• _YOUR OBJECTIVE_
Return all of the entries below, word for word. Omit each picture.

[Stored records]

══════════

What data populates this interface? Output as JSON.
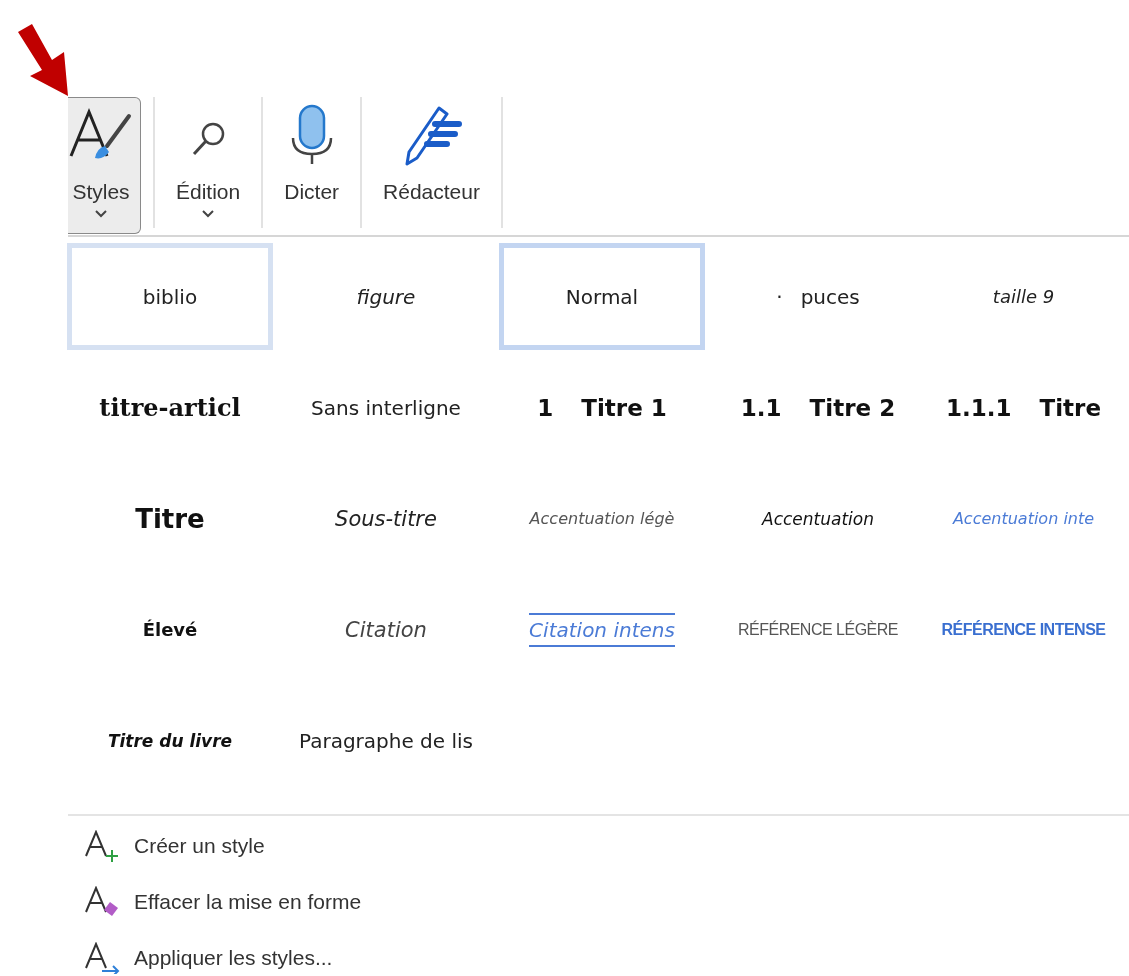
{
  "ribbon": {
    "buttons": [
      {
        "kind": "styles",
        "label": "Styles",
        "pressed": true,
        "has_menu": true
      },
      {
        "kind": "search",
        "label": "Édition",
        "pressed": false,
        "has_menu": true
      },
      {
        "kind": "mic",
        "label": "Dicter",
        "pressed": false,
        "has_menu": false
      },
      {
        "kind": "editor",
        "label": "Rédacteur",
        "pressed": false,
        "has_menu": false
      }
    ]
  },
  "gallery": {
    "styles": [
      {
        "kind": "plain",
        "label": "biblio",
        "selected": false,
        "hovered": true
      },
      {
        "kind": "italic",
        "label": "figure",
        "selected": false,
        "hovered": false
      },
      {
        "kind": "plain",
        "label": "Normal",
        "selected": true,
        "hovered": false
      },
      {
        "kind": "bullet",
        "marker": "·",
        "label": "puces",
        "selected": false,
        "hovered": false
      },
      {
        "kind": "small-italic",
        "label": "taille 9",
        "selected": false,
        "hovered": false
      },
      {
        "kind": "serif-bold",
        "label": "titre-articl",
        "selected": false,
        "hovered": false
      },
      {
        "kind": "plain",
        "label": "Sans interligne",
        "selected": false,
        "hovered": false
      },
      {
        "kind": "heading",
        "marker": "1",
        "label": "Titre 1",
        "selected": false,
        "hovered": false
      },
      {
        "kind": "heading",
        "marker": "1.1",
        "label": "Titre 2",
        "selected": false,
        "hovered": false
      },
      {
        "kind": "heading",
        "marker": "1.1.1",
        "label": "Titre",
        "selected": false,
        "hovered": false
      },
      {
        "kind": "title",
        "label": "Titre",
        "selected": false,
        "hovered": false
      },
      {
        "kind": "subtitle",
        "label": "Sous-titre",
        "selected": false,
        "hovered": false
      },
      {
        "kind": "emphasis-light",
        "label": "Accentuation légè",
        "selected": false,
        "hovered": false
      },
      {
        "kind": "emphasis",
        "label": "Accentuation",
        "selected": false,
        "hovered": false
      },
      {
        "kind": "emphasis-intense",
        "label": "Accentuation inte",
        "selected": false,
        "hovered": false
      },
      {
        "kind": "strong",
        "label": "Élevé",
        "selected": false,
        "hovered": false
      },
      {
        "kind": "quote",
        "label": "Citation",
        "selected": false,
        "hovered": false
      },
      {
        "kind": "quote-intense",
        "label": "Citation intens",
        "selected": false,
        "hovered": false
      },
      {
        "kind": "reference-light",
        "label": "RÉFÉRENCE LÉGÈRE",
        "selected": false,
        "hovered": false
      },
      {
        "kind": "reference-intense",
        "label": "RÉFÉRENCE INTENSE",
        "selected": false,
        "hovered": false
      },
      {
        "kind": "book",
        "label": "Titre du livre",
        "selected": false,
        "hovered": false
      },
      {
        "kind": "plain",
        "label": "Paragraphe de lis",
        "selected": false,
        "hovered": false
      }
    ]
  },
  "menu": [
    {
      "kind": "create",
      "label": "Créer un style"
    },
    {
      "kind": "clear",
      "label": "Effacer la mise en forme"
    },
    {
      "kind": "apply",
      "label": "Appliquer les styles..."
    }
  ]
}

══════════

• _COMPLETED TASK_
What data populates this interface? Output as JSON.
{
  "ribbon": {
    "buttons": [
      {
        "kind": "styles",
        "label": "Styles",
        "pressed": true,
        "has_menu": true
      },
      {
        "kind": "search",
        "label": "Édition",
        "pressed": false,
        "has_menu": true
      },
      {
        "kind": "mic",
        "label": "Dicter",
        "pressed": false,
        "has_menu": false
      },
      {
        "kind": "editor",
        "label": "Rédacteur",
        "pressed": false,
        "has_menu": false
      }
    ]
  },
  "gallery": {
    "styles": [
      {
        "kind": "plain",
        "label": "biblio",
        "selected": false,
        "hovered": true
      },
      {
        "kind": "italic",
        "label": "figure",
        "selected": false,
        "hovered": false
      },
      {
        "kind": "plain",
        "label": "Normal",
        "selected": true,
        "hovered": false
      },
      {
        "kind": "bullet",
        "marker": "·",
        "label": "puces",
        "selected": false,
        "hovered": false
      },
      {
        "kind": "small-italic",
        "label": "taille 9",
        "selected": false,
        "hovered": false
      },
      {
        "kind": "serif-bold",
        "label": "titre-articl",
        "selected": false,
        "hovered": false
      },
      {
        "kind": "plain",
        "label": "Sans interligne",
        "selected": false,
        "hovered": false
      },
      {
        "kind": "heading",
        "marker": "1",
        "label": "Titre 1",
        "selected": false,
        "hovered": false
      },
      {
        "kind": "heading",
        "marker": "1.1",
        "label": "Titre 2",
        "selected": false,
        "hovered": false
      },
      {
        "kind": "heading",
        "marker": "1.1.1",
        "label": "Titre",
        "selected": false,
        "hovered": false
      },
      {
        "kind": "title",
        "label": "Titre",
        "selected": false,
        "hovered": false
      },
      {
        "kind": "subtitle",
        "label": "Sous-titre",
        "selected": false,
        "hovered": false
      },
      {
        "kind": "emphasis-light",
        "label": "Accentuation légè",
        "selected": false,
        "hovered": false
      },
      {
        "kind": "emphasis",
        "label": "Accentuation",
        "selected": false,
        "hovered": false
      },
      {
        "kind": "emphasis-intense",
        "label": "Accentuation inte",
        "selected": false,
        "hovered": false
      },
      {
        "kind": "strong",
        "label": "Élevé",
        "selected": false,
        "hovered": false
      },
      {
        "kind": "quote",
        "label": "Citation",
        "selected": false,
        "hovered": false
      },
      {
        "kind": "quote-intense",
        "label": "Citation intens",
        "selected": false,
        "hovered": false
      },
      {
        "kind": "reference-light",
        "label": "RÉFÉRENCE LÉGÈRE",
        "selected": false,
        "hovered": false
      },
      {
        "kind": "reference-intense",
        "label": "RÉFÉRENCE INTENSE",
        "selected": false,
        "hovered": false
      },
      {
        "kind": "book",
        "label": "Titre du livre",
        "selected": false,
        "hovered": false
      },
      {
        "kind": "plain",
        "label": "Paragraphe de lis",
        "selected": false,
        "hovered": false
      }
    ]
  },
  "menu": [
    {
      "kind": "create",
      "label": "Créer un style"
    },
    {
      "kind": "clear",
      "label": "Effacer la mise en forme"
    },
    {
      "kind": "apply",
      "label": "Appliquer les styles..."
    }
  ]
}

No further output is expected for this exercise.